▶ _Task directions_: Given the records below, pull every line with the word "Plots" into the answer.

(Stored data)
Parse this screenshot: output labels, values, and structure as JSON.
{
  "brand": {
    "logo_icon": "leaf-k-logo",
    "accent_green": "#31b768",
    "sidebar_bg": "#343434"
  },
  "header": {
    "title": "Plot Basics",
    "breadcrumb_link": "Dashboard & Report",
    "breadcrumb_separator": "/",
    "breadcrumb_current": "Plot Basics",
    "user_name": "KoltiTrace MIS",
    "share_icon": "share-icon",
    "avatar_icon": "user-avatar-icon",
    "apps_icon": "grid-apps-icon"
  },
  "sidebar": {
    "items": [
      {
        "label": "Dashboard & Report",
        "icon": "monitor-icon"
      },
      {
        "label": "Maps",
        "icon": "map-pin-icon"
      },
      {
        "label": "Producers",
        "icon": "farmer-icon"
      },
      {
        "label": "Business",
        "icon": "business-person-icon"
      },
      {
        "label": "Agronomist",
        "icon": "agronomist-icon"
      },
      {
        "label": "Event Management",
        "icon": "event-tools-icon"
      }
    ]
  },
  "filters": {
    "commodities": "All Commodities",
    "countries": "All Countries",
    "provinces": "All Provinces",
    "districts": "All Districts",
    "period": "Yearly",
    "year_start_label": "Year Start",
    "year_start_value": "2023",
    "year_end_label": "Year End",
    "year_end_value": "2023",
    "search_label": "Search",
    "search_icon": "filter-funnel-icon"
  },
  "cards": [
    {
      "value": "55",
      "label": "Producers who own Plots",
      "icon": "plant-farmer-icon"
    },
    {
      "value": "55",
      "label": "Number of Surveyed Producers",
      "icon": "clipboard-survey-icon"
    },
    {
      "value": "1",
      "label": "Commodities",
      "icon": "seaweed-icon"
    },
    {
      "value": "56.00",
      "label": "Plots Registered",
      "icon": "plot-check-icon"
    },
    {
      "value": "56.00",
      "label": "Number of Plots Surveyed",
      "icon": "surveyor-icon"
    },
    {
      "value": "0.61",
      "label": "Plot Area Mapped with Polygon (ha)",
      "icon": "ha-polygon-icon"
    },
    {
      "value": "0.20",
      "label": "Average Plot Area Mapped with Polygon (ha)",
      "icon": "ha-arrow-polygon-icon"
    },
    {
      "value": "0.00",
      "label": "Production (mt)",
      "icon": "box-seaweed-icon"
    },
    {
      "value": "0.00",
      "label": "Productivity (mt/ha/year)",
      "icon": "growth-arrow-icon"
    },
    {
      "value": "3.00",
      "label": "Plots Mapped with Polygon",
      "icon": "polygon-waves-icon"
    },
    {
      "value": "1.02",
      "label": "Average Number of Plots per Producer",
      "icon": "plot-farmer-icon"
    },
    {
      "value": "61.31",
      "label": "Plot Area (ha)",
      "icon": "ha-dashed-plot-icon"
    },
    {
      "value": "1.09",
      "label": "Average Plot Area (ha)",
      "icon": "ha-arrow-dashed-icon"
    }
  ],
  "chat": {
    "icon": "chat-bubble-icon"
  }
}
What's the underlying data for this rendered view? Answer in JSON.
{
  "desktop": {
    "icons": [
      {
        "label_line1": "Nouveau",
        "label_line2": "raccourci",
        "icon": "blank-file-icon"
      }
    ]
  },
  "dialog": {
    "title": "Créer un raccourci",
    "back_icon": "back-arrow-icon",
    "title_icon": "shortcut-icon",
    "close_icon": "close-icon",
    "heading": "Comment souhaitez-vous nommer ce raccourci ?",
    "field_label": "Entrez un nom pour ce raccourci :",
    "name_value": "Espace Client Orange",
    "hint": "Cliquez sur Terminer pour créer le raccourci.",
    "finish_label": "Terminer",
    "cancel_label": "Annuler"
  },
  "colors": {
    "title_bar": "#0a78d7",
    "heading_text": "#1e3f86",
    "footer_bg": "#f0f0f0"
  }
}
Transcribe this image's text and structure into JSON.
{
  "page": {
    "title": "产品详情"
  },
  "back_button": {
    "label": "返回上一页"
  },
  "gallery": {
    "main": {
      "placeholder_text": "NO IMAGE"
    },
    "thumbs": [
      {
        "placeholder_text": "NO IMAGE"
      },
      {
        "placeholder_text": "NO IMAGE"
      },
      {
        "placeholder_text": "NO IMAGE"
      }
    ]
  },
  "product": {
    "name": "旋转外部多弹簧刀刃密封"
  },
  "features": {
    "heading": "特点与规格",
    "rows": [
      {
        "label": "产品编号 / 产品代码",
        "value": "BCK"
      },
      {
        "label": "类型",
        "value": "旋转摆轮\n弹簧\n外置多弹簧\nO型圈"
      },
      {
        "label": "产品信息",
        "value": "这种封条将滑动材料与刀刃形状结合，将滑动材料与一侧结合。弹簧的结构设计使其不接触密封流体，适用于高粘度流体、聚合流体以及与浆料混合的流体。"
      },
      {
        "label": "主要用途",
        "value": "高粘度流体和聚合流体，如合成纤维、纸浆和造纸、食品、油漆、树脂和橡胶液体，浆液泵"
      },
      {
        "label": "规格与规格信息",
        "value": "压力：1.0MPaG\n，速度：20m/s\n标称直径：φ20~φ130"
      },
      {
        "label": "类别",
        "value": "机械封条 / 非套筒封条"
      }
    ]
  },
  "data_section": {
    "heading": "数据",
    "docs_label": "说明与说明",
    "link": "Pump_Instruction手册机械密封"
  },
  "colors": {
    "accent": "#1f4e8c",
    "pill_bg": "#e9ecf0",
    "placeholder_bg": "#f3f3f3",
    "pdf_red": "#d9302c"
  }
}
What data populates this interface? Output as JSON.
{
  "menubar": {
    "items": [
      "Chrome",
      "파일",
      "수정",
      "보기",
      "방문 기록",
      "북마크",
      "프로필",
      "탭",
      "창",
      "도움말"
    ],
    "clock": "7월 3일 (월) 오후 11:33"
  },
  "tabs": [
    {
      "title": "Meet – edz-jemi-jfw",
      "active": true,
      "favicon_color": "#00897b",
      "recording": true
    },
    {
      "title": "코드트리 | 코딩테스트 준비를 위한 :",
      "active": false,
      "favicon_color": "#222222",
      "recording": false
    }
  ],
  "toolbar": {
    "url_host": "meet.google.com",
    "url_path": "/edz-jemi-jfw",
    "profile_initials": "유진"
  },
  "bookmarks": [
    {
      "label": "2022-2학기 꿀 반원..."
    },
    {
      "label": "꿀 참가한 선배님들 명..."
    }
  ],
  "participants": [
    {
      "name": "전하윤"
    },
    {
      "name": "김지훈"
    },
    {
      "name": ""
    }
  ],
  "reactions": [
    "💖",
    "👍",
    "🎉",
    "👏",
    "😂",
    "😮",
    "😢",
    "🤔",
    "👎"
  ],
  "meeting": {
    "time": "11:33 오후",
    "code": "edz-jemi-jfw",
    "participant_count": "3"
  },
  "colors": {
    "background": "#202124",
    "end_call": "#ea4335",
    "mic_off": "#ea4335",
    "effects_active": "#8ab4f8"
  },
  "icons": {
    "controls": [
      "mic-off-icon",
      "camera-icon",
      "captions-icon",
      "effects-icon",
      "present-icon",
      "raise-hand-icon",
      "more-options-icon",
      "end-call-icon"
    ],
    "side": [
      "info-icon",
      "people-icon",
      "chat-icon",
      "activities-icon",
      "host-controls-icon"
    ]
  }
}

▶ _Expected answer_:
      "label": "Producers who own Plots",
      "label": "Plots Registered",
      "label": "Number of Plots Surveyed",
      "label": "Plots Mapped with Polygon",
      "label": "Average Number of Plots per Producer",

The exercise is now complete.